Anke Richter's article on the abuse at the Centrepoint community in the 1980s takes a more serious and sensitive look at the damage done to young girls than we have previously seen in the media. I am shocked and horrified, even though I was a resident there. I lived in the community for most of its controversial life. I find it staggering that I knew so little of what was apparently happening around me. It's almost 25 years since the demise of the community, yet the article exposes outrages on clearly vulnerable people I cared for. These revelations hurt me deeply.
Quite rightly, much information remains confidential, and its only when brave and suffering victims like those in the article choose to tell their stories that we learn of the true horror. Centrepoint was meant to be their utopia, an ideal childhood of freedom and learning. But it was turned by a segment of misguided and menacing adults. Most of the people, adults and children, lived wholesome, safe lives at Centrepoint. For much of the time, it was a great place to live. Born of the post-hippie days, it was a social experiment in freedom following the New Age and psychology fashions of the day; gestalt, transactional analysis, neuro-linguistic programming, a bit of Rajneesh and others. We were on the road to greater awareness, maybe enlightenment, and it was exciting.
The key was honesty - we should be totally open in our living together and strive for honesty in our words and emotions. On reflection, I was naive, but I believed everyone was striving for that honesty. I did not know there was a dark side, a group who were intent on betraying the community and exploiting it for their own means. It wasn't just the sex - the deceit also carried over into drugs. It's only been in recent years that I've heard that there was a secret laboratory built, but probably never used, under Bert's house. If so, it was never discovered by the police. So much for openess and honesty.
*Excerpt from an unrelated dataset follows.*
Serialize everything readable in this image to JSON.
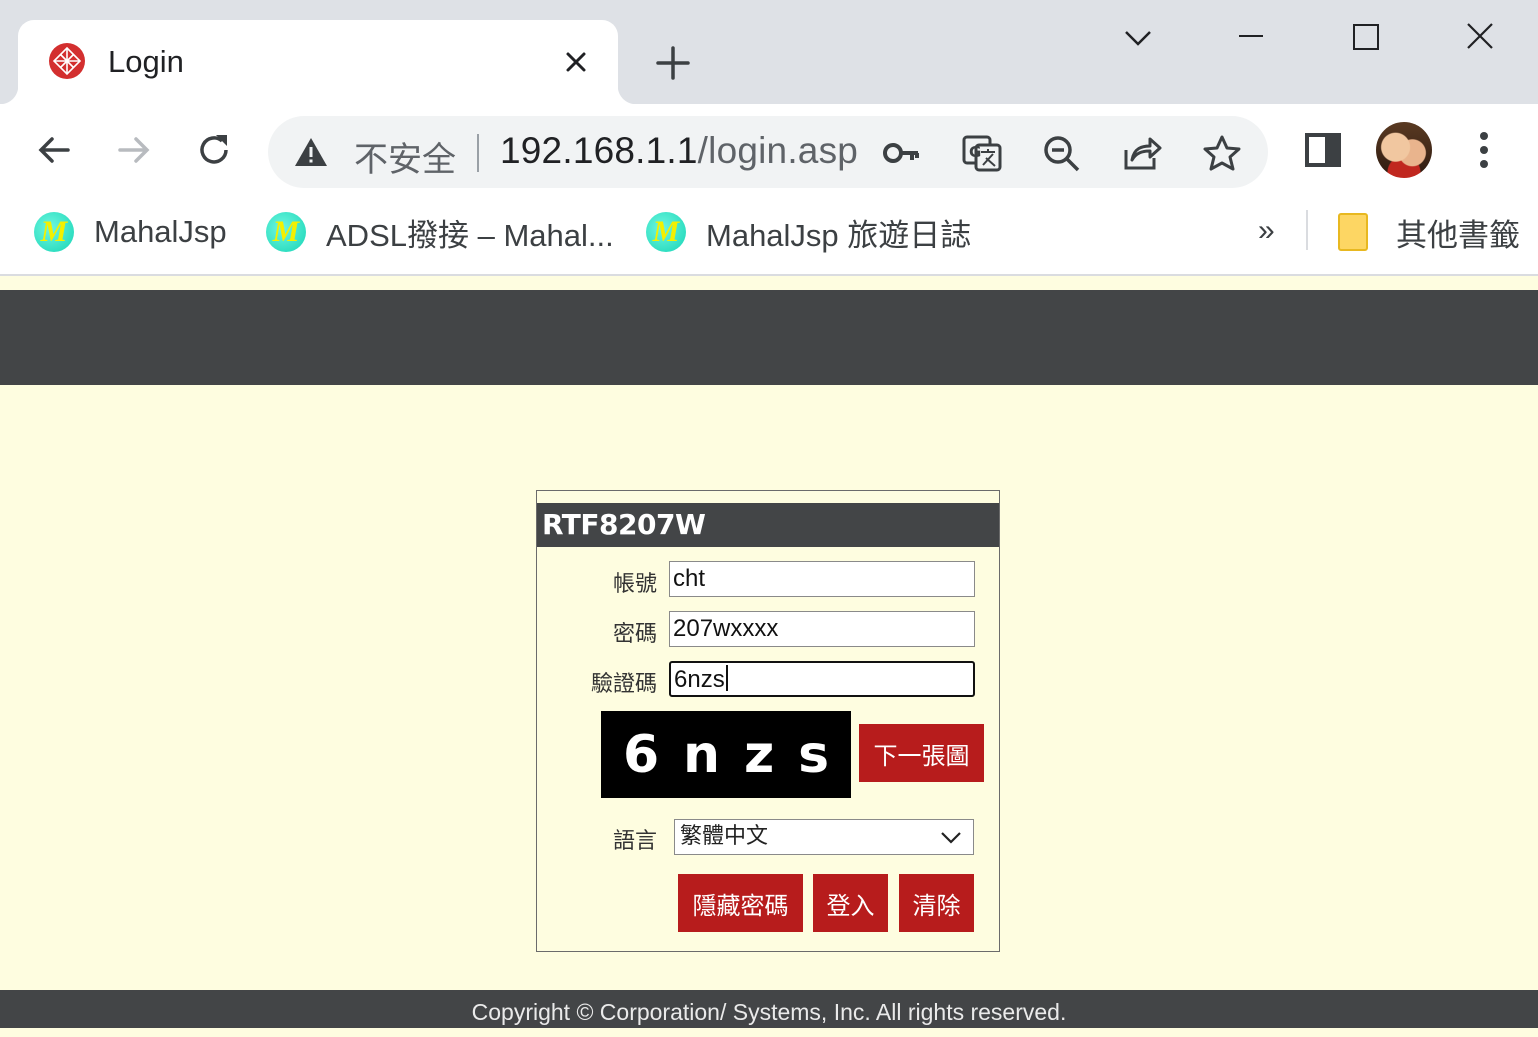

Resurrecting the whole sordid affair, as Richter's article does, will be hurtful for many people. Adults now who were children growing up in the community and never confronted with abuse may again have the finger unjustly pointed at them, parents may struggle with pain and guilt and victims may be retraumatised. But that has to be weighed against any benefit the victims quoted in the article can claim. Here they are, more than two decades down the track, still struggling and deserving to be heard if that is their choice. They are still special to me and I treasure good times with them. They are good people.
Simon Horrocks, Nelson
Letter to editor in North & South